While the reseller model is similar to the marketplace model, the former focuses on promoting and selling products that are produced or manufactured by a separate company or individual. A company like Amazon promotes and sells products sold on their website – once a purchase is made, delivery of the product falls on the company or individual that operates the storefront and has listed the item for sale.
The subscription model is arguably one of the most popular business models. This model involves a company selling a product and/or service via a subscription as opposed to a one-time transaction.
The benefits of a subscription model are two-fold. It provides a lower barrier to entry for products and services which allows more potential customers to purchase your product. Additionally, it makes your monthly recurring revenue (MRR) a lot easier to predict- a metric that is very important to investors.
The on-demand model provides customers with nearly immediate access to the product or service. Good examples of this include food and grocery delivery apps and ridesharing services.
Although this business model is similar to a marketplace, it often requires more regulatory work in the early stages, in addition to sourcing freelance workers to deliver the product or service.
Direct Sales Model
There are a few different types of direct sales. The two most popular are inside sales, which takes place when a customer places an order directly with the company, or business development representatives whose role is to sell the product to potential prospects; and outside sales, which involves face to face selling.
The main advantage of a direct sales model is that it builds client customer relationships and helps drive customers through the sales cycles. This is especially important when there are multiple potential buyers and influencers.
In terms of disadvantages, the direct sales model often requires hiring a sales team which can be difficult and costly if you have a small business and you’re trying to scale.
The freemium model describes a company whose basic services are free, but requires users to pay an additional fee for premium features, tools, or extensions.
The biggest advantage of this model is that the free basic service is attractive to a lot of customers. In this model, it’s important to identify premium offerings that are enticing in order to convert free users to paid customers.
The disadvantage of this model is that many users will not upgrade to premium and it can be costly to convert people from free to premium. Additionally, the costs associated with hosting this service for free users can become quite expensive.
Affiliate Revenue Model
The affiliate revenue model is one of the most popular web-based revenue models. It works by advertising and promoting links to different products and services, while collecting a commission based on the sales of those products. This can often be a good strategy to monetize on blogs and web pages that get a lot of views but do not have their own product or service.
Transactional Revenue Model
Many companies rely exclusively on a transactional revenue model as it is one of the most straightforward ways of generating revenue – customers pay directly for a good or service.
The main advantage to this model is how simple it is for transactions. It also has the added benefit of easily calculating margin by taking the sales price and subtracting the production cost.
The main disadvantage of this model is that a company needs to do something for every transaction: produce a good, ship a product, etc. This is more costly, and intensive than a model like recurring revenue.
A retail business model involves delivering a traditional brick and mortar experience through a department or retail store. In this model, physical goods are sold to your customers.

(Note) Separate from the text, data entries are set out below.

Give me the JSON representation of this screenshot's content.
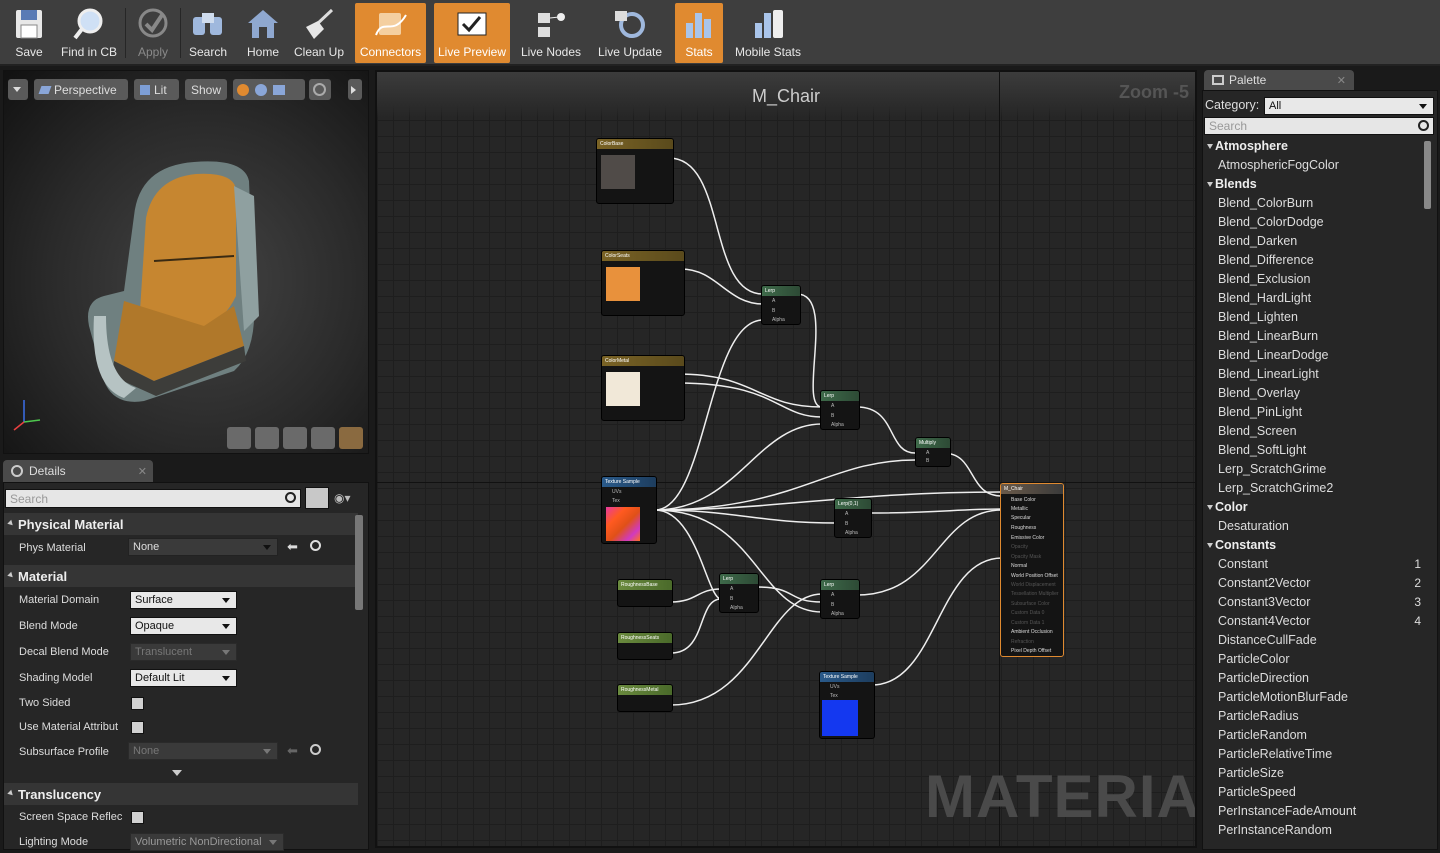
{
  "toolbar": {
    "save": "Save",
    "find": "Find in CB",
    "apply": "Apply",
    "search": "Search",
    "home": "Home",
    "cleanup": "Clean Up",
    "connectors": "Connectors",
    "live_preview": "Live Preview",
    "live_nodes": "Live Nodes",
    "live_update": "Live Update",
    "stats": "Stats",
    "mobile_stats": "Mobile Stats"
  },
  "viewport": {
    "perspective": "Perspective",
    "lit": "Lit",
    "show": "Show"
  },
  "details": {
    "tab": "Details",
    "search_placeholder": "Search",
    "physical_material": "Physical Material",
    "phys_material_label": "Phys Material",
    "phys_material_value": "None",
    "material": "Material",
    "material_domain_label": "Material Domain",
    "material_domain": "Surface",
    "blend_mode_label": "Blend Mode",
    "blend_mode": "Opaque",
    "decal_blend_label": "Decal Blend Mode",
    "decal_blend": "Translucent",
    "shading_model_label": "Shading Model",
    "shading_model": "Default Lit",
    "two_sided_label": "Two Sided",
    "use_material_attr_label": "Use Material Attribut",
    "subsurface_label": "Subsurface Profile",
    "subsurface_value": "None",
    "translucency": "Translucency",
    "ssr_label": "Screen Space Reflec",
    "lighting_mode_label": "Lighting Mode",
    "lighting_mode": "Volumetric NonDirectional"
  },
  "graph": {
    "title": "M_Chair",
    "zoom": "Zoom -5",
    "watermark": "MATERIAL",
    "nodes": {
      "colorbase": "ColorBase",
      "colorseats": "ColorSeats",
      "colormetal": "ColorMetal",
      "texsample": "Texture Sample",
      "lerp1": "Lerp",
      "lerp2": "Lerp",
      "multiply": "Multiply",
      "lerp01": "Lerp(0,1)",
      "rbase": "RoughnessBase",
      "rseats": "RoughnessSeats",
      "rmetal": "RoughnessMetal",
      "lerp3": "Lerp",
      "lerp4": "Lerp",
      "texsample2": "Texture Sample",
      "mchair": "M_Chair"
    },
    "pins": {
      "a": "A",
      "b": "B",
      "alpha": "Alpha",
      "uvs": "UVs",
      "tex": "Tex"
    },
    "result_pins": [
      "Base Color",
      "Metallic",
      "Specular",
      "Roughness",
      "Emissive Color",
      "Opacity",
      "Opacity Mask",
      "Normal",
      "World Position Offset",
      "World Displacement",
      "Tessellation Multiplier",
      "Subsurface Color",
      "Custom Data 0",
      "Custom Data 1",
      "Ambient Occlusion",
      "Refraction",
      "Pixel Depth Offset"
    ]
  },
  "palette": {
    "tab": "Palette",
    "category_label": "Category:",
    "category_value": "All",
    "search_placeholder": "Search",
    "sections": [
      {
        "name": "Atmosphere",
        "items": [
          {
            "label": "AtmosphericFogColor"
          }
        ]
      },
      {
        "name": "Blends",
        "items": [
          {
            "label": "Blend_ColorBurn"
          },
          {
            "label": "Blend_ColorDodge"
          },
          {
            "label": "Blend_Darken"
          },
          {
            "label": "Blend_Difference"
          },
          {
            "label": "Blend_Exclusion"
          },
          {
            "label": "Blend_HardLight"
          },
          {
            "label": "Blend_Lighten"
          },
          {
            "label": "Blend_LinearBurn"
          },
          {
            "label": "Blend_LinearDodge"
          },
          {
            "label": "Blend_LinearLight"
          },
          {
            "label": "Blend_Overlay"
          },
          {
            "label": "Blend_PinLight"
          },
          {
            "label": "Blend_Screen"
          },
          {
            "label": "Blend_SoftLight"
          },
          {
            "label": "Lerp_ScratchGrime"
          },
          {
            "label": "Lerp_ScratchGrime2"
          }
        ]
      },
      {
        "name": "Color",
        "items": [
          {
            "label": "Desaturation"
          }
        ]
      },
      {
        "name": "Constants",
        "items": [
          {
            "label": "Constant",
            "key": "1"
          },
          {
            "label": "Constant2Vector",
            "key": "2"
          },
          {
            "label": "Constant3Vector",
            "key": "3"
          },
          {
            "label": "Constant4Vector",
            "key": "4"
          },
          {
            "label": "DistanceCullFade"
          },
          {
            "label": "ParticleColor"
          },
          {
            "label": "ParticleDirection"
          },
          {
            "label": "ParticleMotionBlurFade"
          },
          {
            "label": "ParticleRadius"
          },
          {
            "label": "ParticleRandom"
          },
          {
            "label": "ParticleRelativeTime"
          },
          {
            "label": "ParticleSize"
          },
          {
            "label": "ParticleSpeed"
          },
          {
            "label": "PerInstanceFadeAmount"
          },
          {
            "label": "PerInstanceRandom"
          }
        ]
      }
    ]
  },
  "colors": {
    "accent": "#e08a30",
    "seats": "#e8913c",
    "metal": "#f1e8d8",
    "base": "#504b48"
  }
}
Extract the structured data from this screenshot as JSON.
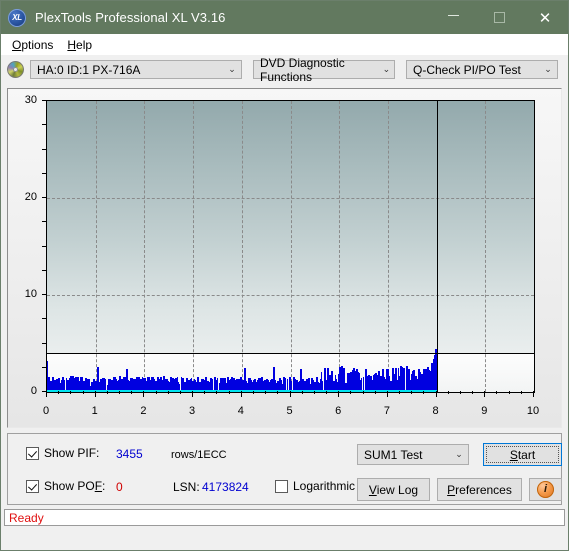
{
  "window": {
    "title": "PlexTools Professional XL V3.16",
    "icon_label": "XL",
    "minimize": "–",
    "maximize": "",
    "close": "✕"
  },
  "menubar": {
    "items": [
      {
        "label": "Options",
        "accel": "O"
      },
      {
        "label": "Help",
        "accel": "H"
      }
    ]
  },
  "toolbar": {
    "drive_combo": {
      "value": "HA:0 ID:1  PX-716A",
      "chevron": "⌄"
    },
    "function_combo": {
      "value": "DVD Diagnostic Functions",
      "chevron": "⌄"
    },
    "test_combo": {
      "value": "Q-Check PI/PO Test",
      "chevron": "⌄"
    }
  },
  "controls": {
    "show_pif_label": "Show PIF:",
    "show_pif_checked": true,
    "pif_value": "3455",
    "pif_units": "rows/1ECC",
    "show_pof_label": "Show POF:",
    "show_pof_checked": true,
    "pof_value": "0",
    "lsn_label": "LSN:",
    "lsn_value": "4173824",
    "logarithmic_label": "Logarithmic",
    "logarithmic_checked": false,
    "sum_combo": {
      "value": "SUM1 Test",
      "chevron": "⌄"
    },
    "start_button": "Start",
    "view_log_button": "View Log",
    "preferences_button": "Preferences",
    "info_button": "i"
  },
  "statusbar": {
    "text": "Ready",
    "color": "#e01010"
  },
  "colors": {
    "titlebar": "#62795f",
    "pif_bar": "#0000e0",
    "pof_line": "#00e5f0",
    "threshold_line": "#000000",
    "plot_upper_top": "#93a9ac",
    "plot_upper_bottom": "#eaeeee",
    "accent_focus": "#0078d7"
  },
  "chart_data": {
    "type": "bar",
    "title": "",
    "xlabel": "",
    "ylabel": "",
    "xlim": [
      0,
      10
    ],
    "ylim": [
      0,
      30
    ],
    "xticks": [
      0,
      1,
      2,
      3,
      4,
      5,
      6,
      7,
      8,
      9,
      10
    ],
    "yticks": [
      0,
      10,
      20,
      30
    ],
    "grid": true,
    "grid_style": "dashed",
    "legend": "none",
    "threshold": 4,
    "data_end_x": 8,
    "series": [
      {
        "name": "PIF",
        "color": "#0000e0",
        "note": "PI Failures per 1ECC, plotted across disc from 0 to 8 GB; no data beyond 8",
        "x": [
          0.01,
          0.03,
          0.05,
          0.07,
          0.1,
          0.13,
          0.16,
          0.2,
          0.23,
          0.27,
          0.3,
          0.33,
          0.36,
          0.4,
          0.43,
          0.47,
          0.5,
          0.53,
          0.57,
          0.6,
          0.63,
          0.67,
          0.7,
          0.73,
          0.76,
          0.8,
          0.83,
          0.86,
          0.9,
          0.93,
          0.97,
          1.0,
          1.04,
          1.07,
          1.1,
          1.13,
          1.17,
          1.2,
          1.24,
          1.27,
          1.3,
          1.34,
          1.37,
          1.4,
          1.44,
          1.47,
          1.5,
          1.54,
          1.58,
          1.61,
          1.65,
          1.68,
          1.72,
          1.75,
          1.79,
          1.82,
          1.86,
          1.9,
          1.93,
          1.97,
          2.0,
          2.04,
          2.08,
          2.12,
          2.16,
          2.2,
          2.24,
          2.28,
          2.32,
          2.36,
          2.4,
          2.44,
          2.48,
          2.52,
          2.56,
          2.6,
          2.64,
          2.68,
          2.72,
          2.76,
          2.8,
          2.84,
          2.88,
          2.92,
          2.96,
          3.0,
          3.05,
          3.1,
          3.14,
          3.18,
          3.22,
          3.27,
          3.31,
          3.36,
          3.4,
          3.45,
          3.5,
          3.54,
          3.58,
          3.63,
          3.67,
          3.72,
          3.76,
          3.8,
          3.85,
          3.9,
          3.94,
          3.98,
          4.02,
          4.06,
          4.1,
          4.14,
          4.18,
          4.22,
          4.26,
          4.3,
          4.34,
          4.38,
          4.42,
          4.46,
          4.5,
          4.54,
          4.58,
          4.62,
          4.66,
          4.7,
          4.74,
          4.78,
          4.82,
          4.86,
          4.9,
          4.94,
          4.98,
          5.02,
          5.06,
          5.1,
          5.14,
          5.18,
          5.22,
          5.26,
          5.3,
          5.34,
          5.38,
          5.42,
          5.46,
          5.5,
          5.54,
          5.58,
          5.62,
          5.66,
          5.7,
          5.74,
          5.78,
          5.82,
          5.86,
          5.9,
          5.94,
          5.98,
          6.02,
          6.06,
          6.1,
          6.14,
          6.18,
          6.22,
          6.26,
          6.3,
          6.34,
          6.38,
          6.42,
          6.46,
          6.5,
          6.54,
          6.58,
          6.62,
          6.66,
          6.7,
          6.74,
          6.78,
          6.82,
          6.86,
          6.9,
          6.94,
          6.98,
          7.02,
          7.06,
          7.1,
          7.14,
          7.18,
          7.22,
          7.26,
          7.3,
          7.34,
          7.38,
          7.42,
          7.46,
          7.5,
          7.54,
          7.58,
          7.62,
          7.66,
          7.7,
          7.74,
          7.78,
          7.82,
          7.86,
          7.9,
          7.94,
          7.97,
          7.99
        ],
        "values": [
          3.2,
          1.4,
          0.9,
          1.1,
          0.6,
          1.5,
          0.8,
          1.3,
          0.7,
          0.9,
          1.2,
          0.6,
          1.0,
          1.4,
          0.8,
          1.1,
          1.6,
          0.9,
          1.2,
          0.7,
          1.5,
          1.0,
          1.3,
          0.8,
          1.1,
          1.4,
          0.9,
          1.2,
          0.6,
          1.0,
          1.3,
          1.1,
          2.6,
          0.9,
          1.2,
          0.8,
          1.4,
          1.0,
          0.7,
          1.3,
          1.1,
          0.9,
          1.5,
          1.0,
          0.8,
          1.2,
          1.6,
          0.9,
          1.1,
          1.3,
          2.4,
          0.8,
          1.0,
          1.4,
          0.9,
          1.2,
          1.1,
          0.7,
          1.3,
          1.0,
          1.2,
          0.9,
          1.5,
          1.1,
          0.8,
          1.3,
          1.0,
          1.4,
          0.9,
          1.2,
          1.6,
          0.8,
          1.1,
          1.0,
          1.3,
          0.9,
          1.2,
          1.5,
          0.8,
          1.1,
          1.4,
          1.0,
          0.9,
          1.2,
          1.3,
          1.1,
          0.8,
          1.4,
          1.0,
          1.2,
          0.9,
          1.5,
          1.1,
          0.8,
          1.3,
          1.0,
          1.2,
          0.9,
          1.4,
          1.1,
          0.8,
          1.2,
          1.0,
          1.5,
          0.9,
          1.3,
          1.1,
          1.0,
          1.2,
          2.5,
          0.9,
          1.1,
          1.4,
          0.8,
          1.3,
          1.0,
          1.2,
          0.9,
          1.5,
          1.1,
          0.8,
          1.2,
          1.0,
          1.3,
          2.6,
          0.9,
          1.1,
          1.4,
          0.8,
          1.2,
          1.0,
          1.3,
          0.9,
          1.1,
          1.5,
          0.8,
          1.2,
          1.0,
          2.4,
          1.3,
          0.9,
          1.1,
          1.4,
          0.8,
          1.2,
          1.0,
          1.5,
          0.9,
          1.3,
          1.1,
          0.8,
          1.2,
          1.0,
          1.4,
          0.9,
          1.1,
          1.3,
          1.0,
          1.5,
          2.7,
          1.2,
          0.9,
          1.4,
          1.1,
          1.8,
          1.3,
          1.0,
          1.6,
          1.2,
          0.9,
          1.5,
          1.1,
          1.3,
          1.0,
          1.7,
          1.2,
          0.9,
          1.4,
          1.1,
          1.6,
          1.0,
          1.3,
          1.2,
          1.6,
          1.1,
          2.0,
          1.4,
          1.2,
          1.8,
          1.1,
          1.5,
          1.3,
          2.2,
          1.6,
          1.2,
          1.9,
          1.4,
          1.7,
          1.3,
          2.1,
          1.6,
          2.4,
          1.8,
          2.6,
          2.2,
          3.0,
          3.4,
          3.8,
          4.4
        ]
      },
      {
        "name": "POF",
        "color": "#00e5f0",
        "note": "PO Failures - flat at 0 across 0 to 8",
        "x": [
          0,
          8
        ],
        "values": [
          0,
          0
        ]
      }
    ]
  }
}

Retail can provide customers with discounts and exclusive products. It’s also a great way to build brand loyalty.
While this route can build popularity, the retail sales route is suboptimal for early stage companies to accelerate their revenue growth and reduce profit margins.
Crowdsourcing involves generating product interest through social media and/or viral videos, as well as partnerships, and other promotional channels.
The biggest advantage to crowdsourcing as a business model is that your upfront costs tend to be lower due to the fact that early adopters will typically cover your startup costs.
Some disadvantages to keep in mind include the possibility of a failed launch resulting in a bad customer experience – for example, if the product is delayed or canceled.
While each of these business models contain different advantages, it’s important to consider what works best for you and your objectives. An L-SPARK accelerator can help you navigate the complexities of growing your startup, while minimizing risks and getting the mentorship necessary to succeed and scale.